§ **Given data**:
--- START ---

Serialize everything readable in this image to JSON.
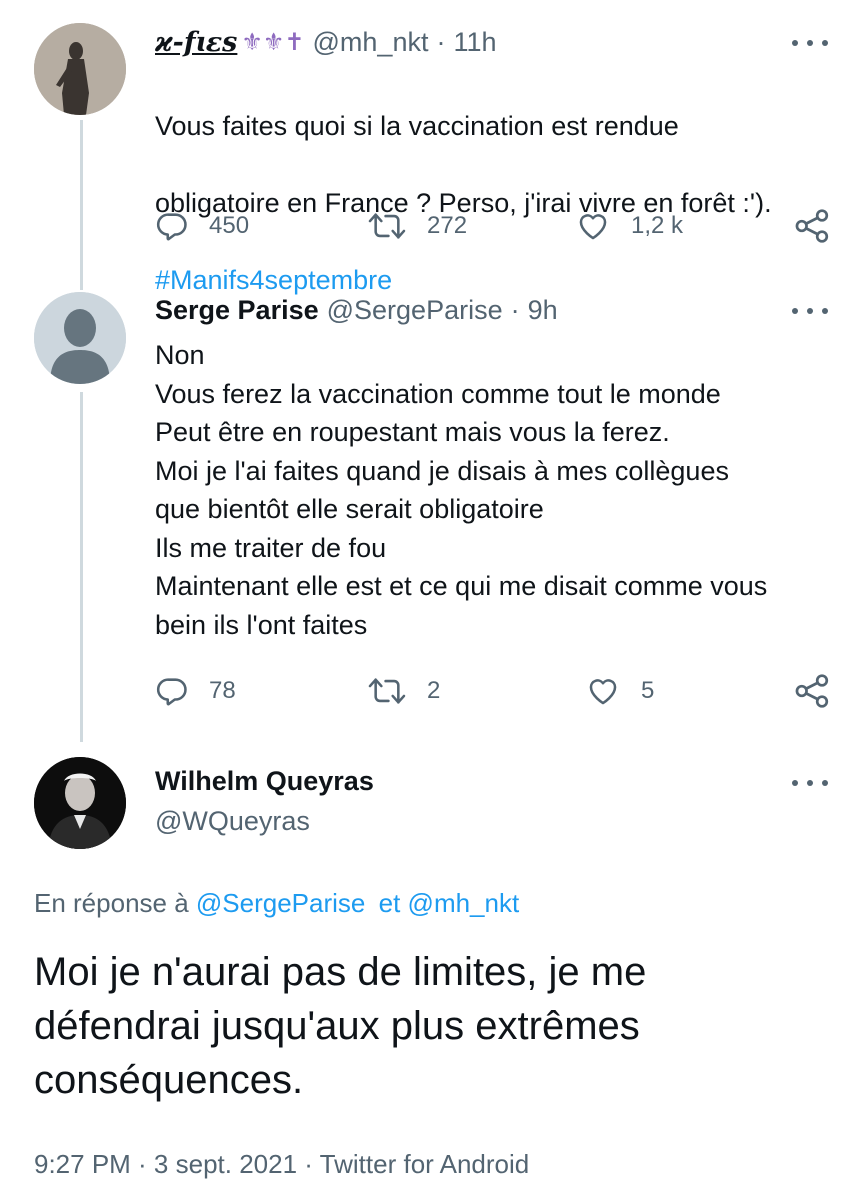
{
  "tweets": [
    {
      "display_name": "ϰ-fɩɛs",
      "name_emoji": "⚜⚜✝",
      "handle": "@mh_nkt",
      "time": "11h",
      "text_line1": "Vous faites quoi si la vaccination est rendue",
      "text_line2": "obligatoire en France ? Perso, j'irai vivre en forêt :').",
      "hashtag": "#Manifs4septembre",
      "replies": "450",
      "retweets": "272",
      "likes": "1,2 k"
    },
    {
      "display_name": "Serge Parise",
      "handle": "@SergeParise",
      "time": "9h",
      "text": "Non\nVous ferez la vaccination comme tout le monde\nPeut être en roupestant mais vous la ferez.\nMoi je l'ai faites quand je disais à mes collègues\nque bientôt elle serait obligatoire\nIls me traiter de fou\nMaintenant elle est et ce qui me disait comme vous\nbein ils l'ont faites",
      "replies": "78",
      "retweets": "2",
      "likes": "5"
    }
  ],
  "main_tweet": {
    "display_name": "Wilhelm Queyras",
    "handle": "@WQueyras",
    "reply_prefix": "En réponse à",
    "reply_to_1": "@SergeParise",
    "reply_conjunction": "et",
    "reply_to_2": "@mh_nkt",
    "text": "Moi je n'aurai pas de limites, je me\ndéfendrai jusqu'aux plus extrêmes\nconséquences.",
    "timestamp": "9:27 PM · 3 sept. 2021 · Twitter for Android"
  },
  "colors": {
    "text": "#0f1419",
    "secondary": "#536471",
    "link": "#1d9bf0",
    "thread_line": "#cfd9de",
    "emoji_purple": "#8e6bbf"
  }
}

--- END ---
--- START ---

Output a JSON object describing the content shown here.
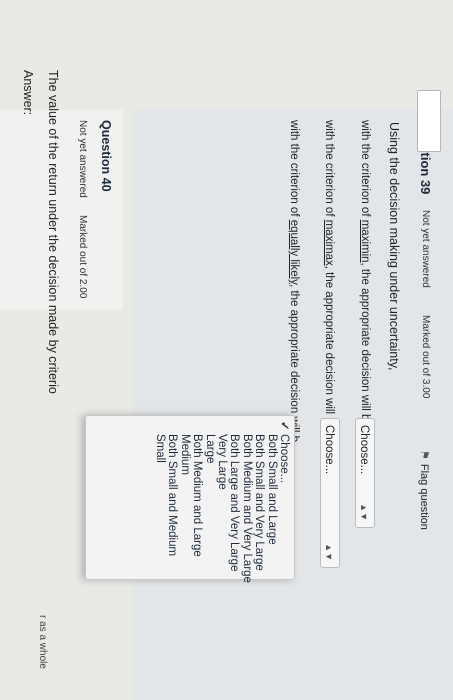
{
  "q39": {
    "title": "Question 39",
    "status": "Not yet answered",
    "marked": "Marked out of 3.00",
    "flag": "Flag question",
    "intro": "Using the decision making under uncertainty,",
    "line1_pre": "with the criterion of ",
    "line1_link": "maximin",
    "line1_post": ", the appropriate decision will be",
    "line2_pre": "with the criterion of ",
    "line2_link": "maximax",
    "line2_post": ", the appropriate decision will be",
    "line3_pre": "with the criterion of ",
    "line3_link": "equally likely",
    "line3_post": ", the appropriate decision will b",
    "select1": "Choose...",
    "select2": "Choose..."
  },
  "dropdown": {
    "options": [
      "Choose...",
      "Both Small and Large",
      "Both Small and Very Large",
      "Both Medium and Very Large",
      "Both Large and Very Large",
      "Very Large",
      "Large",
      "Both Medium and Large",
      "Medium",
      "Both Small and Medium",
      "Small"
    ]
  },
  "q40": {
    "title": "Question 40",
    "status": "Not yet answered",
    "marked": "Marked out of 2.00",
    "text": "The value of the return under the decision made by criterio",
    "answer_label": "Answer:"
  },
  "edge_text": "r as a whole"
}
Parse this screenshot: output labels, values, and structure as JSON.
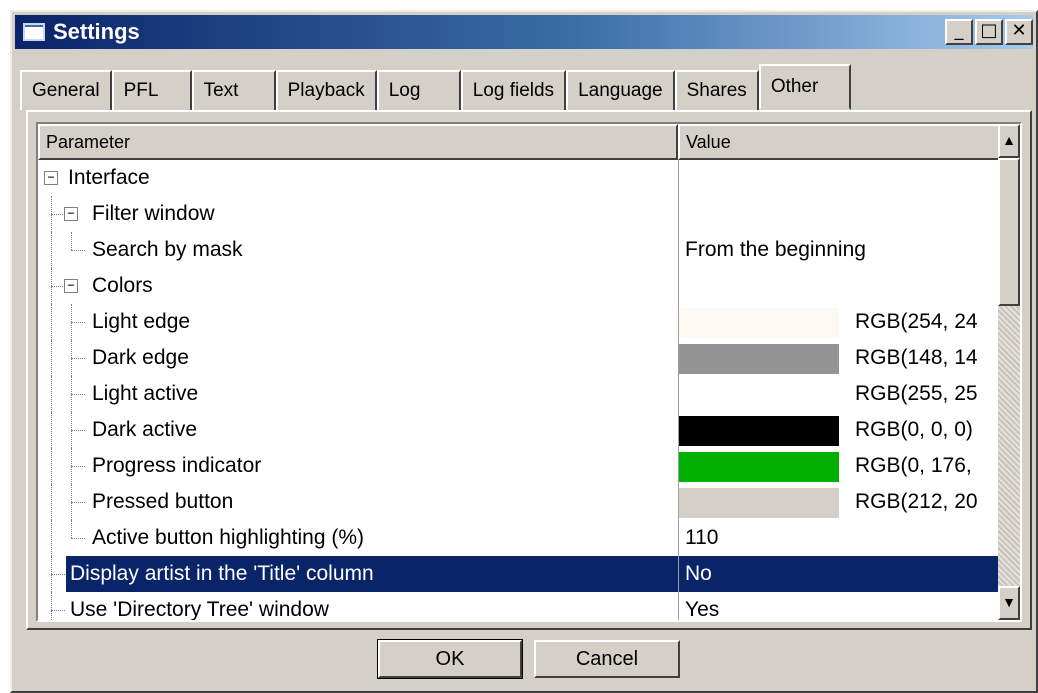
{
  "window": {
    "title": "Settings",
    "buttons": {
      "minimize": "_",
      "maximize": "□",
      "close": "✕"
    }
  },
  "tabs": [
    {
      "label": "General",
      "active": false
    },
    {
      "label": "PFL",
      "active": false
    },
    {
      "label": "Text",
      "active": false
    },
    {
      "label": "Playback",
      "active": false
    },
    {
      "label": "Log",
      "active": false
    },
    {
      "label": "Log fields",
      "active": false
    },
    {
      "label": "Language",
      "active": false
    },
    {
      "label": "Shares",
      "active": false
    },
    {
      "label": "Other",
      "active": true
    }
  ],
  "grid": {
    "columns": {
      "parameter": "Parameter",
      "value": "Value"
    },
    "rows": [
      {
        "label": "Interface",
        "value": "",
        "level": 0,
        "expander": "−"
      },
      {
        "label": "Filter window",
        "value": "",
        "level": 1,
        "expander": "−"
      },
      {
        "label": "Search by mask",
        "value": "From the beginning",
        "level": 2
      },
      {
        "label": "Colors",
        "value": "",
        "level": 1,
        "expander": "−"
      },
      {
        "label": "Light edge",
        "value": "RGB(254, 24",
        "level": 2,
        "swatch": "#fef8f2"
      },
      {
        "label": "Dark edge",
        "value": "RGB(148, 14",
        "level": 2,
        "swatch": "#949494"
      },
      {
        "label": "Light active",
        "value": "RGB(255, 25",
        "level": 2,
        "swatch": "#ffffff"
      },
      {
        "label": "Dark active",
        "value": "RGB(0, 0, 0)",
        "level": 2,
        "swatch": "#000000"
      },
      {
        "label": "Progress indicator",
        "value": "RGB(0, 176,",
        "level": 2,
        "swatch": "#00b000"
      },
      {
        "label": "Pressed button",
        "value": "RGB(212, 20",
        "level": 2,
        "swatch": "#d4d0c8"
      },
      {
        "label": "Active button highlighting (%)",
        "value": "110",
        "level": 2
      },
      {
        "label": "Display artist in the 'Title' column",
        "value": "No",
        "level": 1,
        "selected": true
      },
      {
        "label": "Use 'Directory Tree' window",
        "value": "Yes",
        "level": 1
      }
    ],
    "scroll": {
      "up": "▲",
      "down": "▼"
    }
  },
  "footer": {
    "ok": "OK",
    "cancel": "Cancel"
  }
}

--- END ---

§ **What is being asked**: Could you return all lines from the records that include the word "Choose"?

§ **Result**:
    "select1": "Choose...",
    "select2": "Choose..."
      "Choose...",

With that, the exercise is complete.